These are common debt of maturities of less than one year. They would be issued by a joint debt management office and constitute joint-and-several liabilities of all participating Eurozone countries. In this regard, eurobills would be somewhere in between issuing eurobonds and not issuing any joint debt at all.
A plan like that would not meet all of the needs of Europe and the euro. But it is unlikely that any plan could satisfy all of those needs at this stage.
Indeed, the plan would be a step towards greater fiscal integration. It would provide a mechanism to consolidate fiscal stability while also allowing peripheral countries to access an instrument to raise finance at a reasonable cost. It might even create some policy space to undertake reforms for economic growth, even though the type of reforms that peripheral countries mostly need are more a matter of domestic political will than availability of finance.

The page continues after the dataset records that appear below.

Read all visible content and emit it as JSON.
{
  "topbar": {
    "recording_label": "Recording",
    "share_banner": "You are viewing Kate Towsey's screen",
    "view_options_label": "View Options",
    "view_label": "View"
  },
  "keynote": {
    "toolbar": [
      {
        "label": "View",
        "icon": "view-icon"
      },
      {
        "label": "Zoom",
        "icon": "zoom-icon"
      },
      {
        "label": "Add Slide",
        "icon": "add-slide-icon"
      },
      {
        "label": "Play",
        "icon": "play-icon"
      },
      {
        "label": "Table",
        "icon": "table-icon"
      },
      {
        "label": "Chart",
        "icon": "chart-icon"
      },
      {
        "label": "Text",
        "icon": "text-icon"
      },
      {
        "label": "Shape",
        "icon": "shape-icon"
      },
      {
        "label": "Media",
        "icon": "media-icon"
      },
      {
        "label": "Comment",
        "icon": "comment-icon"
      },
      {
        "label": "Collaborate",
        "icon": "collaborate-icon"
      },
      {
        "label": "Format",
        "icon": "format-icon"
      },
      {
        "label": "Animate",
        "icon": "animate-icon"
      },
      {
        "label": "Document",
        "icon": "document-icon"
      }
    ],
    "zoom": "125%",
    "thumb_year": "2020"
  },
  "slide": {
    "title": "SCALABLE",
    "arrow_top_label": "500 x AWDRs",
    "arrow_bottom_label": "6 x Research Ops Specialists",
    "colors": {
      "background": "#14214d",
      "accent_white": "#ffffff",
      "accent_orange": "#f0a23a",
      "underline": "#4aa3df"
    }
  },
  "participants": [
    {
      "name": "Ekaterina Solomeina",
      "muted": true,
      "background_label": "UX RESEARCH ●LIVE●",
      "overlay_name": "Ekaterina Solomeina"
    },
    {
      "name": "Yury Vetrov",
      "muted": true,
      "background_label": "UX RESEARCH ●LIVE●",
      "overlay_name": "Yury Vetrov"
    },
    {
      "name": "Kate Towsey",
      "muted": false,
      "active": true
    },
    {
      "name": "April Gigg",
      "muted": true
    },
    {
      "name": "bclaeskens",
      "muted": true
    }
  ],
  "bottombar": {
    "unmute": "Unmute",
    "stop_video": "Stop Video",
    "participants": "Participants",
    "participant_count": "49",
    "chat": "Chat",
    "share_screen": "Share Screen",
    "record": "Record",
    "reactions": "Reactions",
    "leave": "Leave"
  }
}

The plan would also send a signal. EU leaders have been criticised for being unable to take strong measures to redress the situation. A robust set of provisions that are not exclusively about fiscal austerity measures would provide much needed leadership.
Is the plan likely to be endorsed? Fragments of information filtering from the preliminary meeting of the EU Ministries of Finances seem to suggest that the initial draft of the report will be watered down at the summit.
Still, there is good hope that countries might find a compromise around something similar to the plan described above. Germany should be willing to support a step in the direction of greater fiscal integration. A Sarkozy-led France could have found it difficult to accept provisions that delegate to the European Commission the power to control and modify national budgets.
But President Hollande might be more willing to accept, especially in exchange for eurobills (and maybe eurobonds in the not so distant future) and stronger banking surveillance at the European level. Peripheral countries should also be in favour of a proposal that links fiscal integration to the possibility of issuing joint debt because this would relax some of the pressure on their own debt. Italy, in particular, should back the plan quite strongly.
So, this summit can indeed have an impact on the crisis. If it were to fail, the same might not be true for future meetings.